How severe a brachial plexus injury is depends on two things:
Although five nerves make up the brachial plexus, in many instances, the first two are the ones that are injured. When this occurs, the muscles stimulated by these nerves become weak or paralyzed, resulting in a condition called Erb's palsy. If all of the nerve roots are affected, then the arm becomes completely paralyzed.
If the nerve has been stretched slightly and the bruise is mild, often it will heal completely and your child will regain the use of the muscle quickly. When multiple nerves are stretched or pulled, they may not regenerate and a scar may result. When this happens, the muscle becomes very weak, resulting in ongoing paralysis and a longer recovery.
It's difficult to predict whether there will be long-term effects to the arm. If the return of function is rapid, this usually is a good sign. Typically, most recovery of muscle strength occurs in the first year of life. Ultimately, most children are able to use their arms and hands to function in daily life. However, some residual weakness may remain.
View the Brachial Plexus Clinic Brochure (PDF).
Children's Hospital's main campus is located in the Lawrenceville neighborhood. Our main hospital address is:

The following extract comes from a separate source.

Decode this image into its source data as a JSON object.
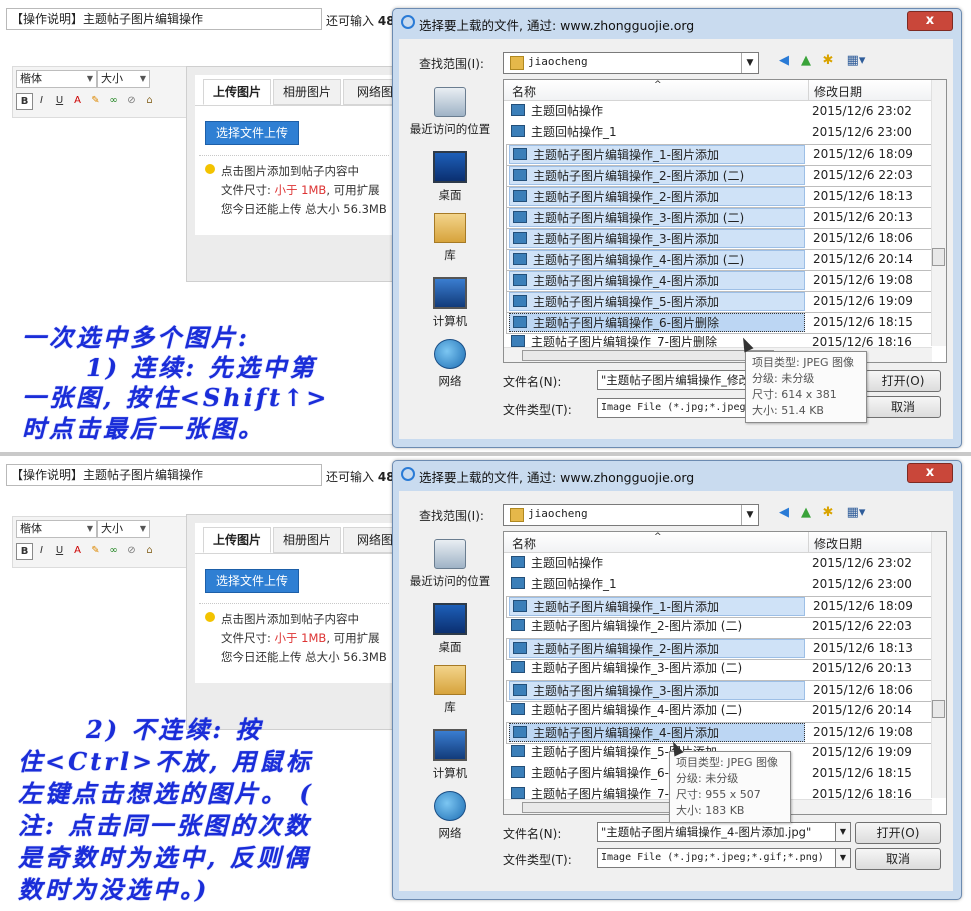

UPMC Children’s Hospital of Pittsburgh
One Children’s Hospital Way
4401 Penn Ave.
Pittsburgh, PA 15224
In addition to the main hospital, Children's has many convenient locations in other neighborhoods throughout the greater Pittsburgh region.
With myCHP, you can request appointments, review test results, and more.
For questions about a hospital bill call:
To pay your bill online, please visit UPMC's online bill payment system.
Interested in giving to Children's Hospital? Support the hospital by making a donation online, joining our Heroes in Healing monthly donor program, or visiting our site to learn about the other ways you can give back.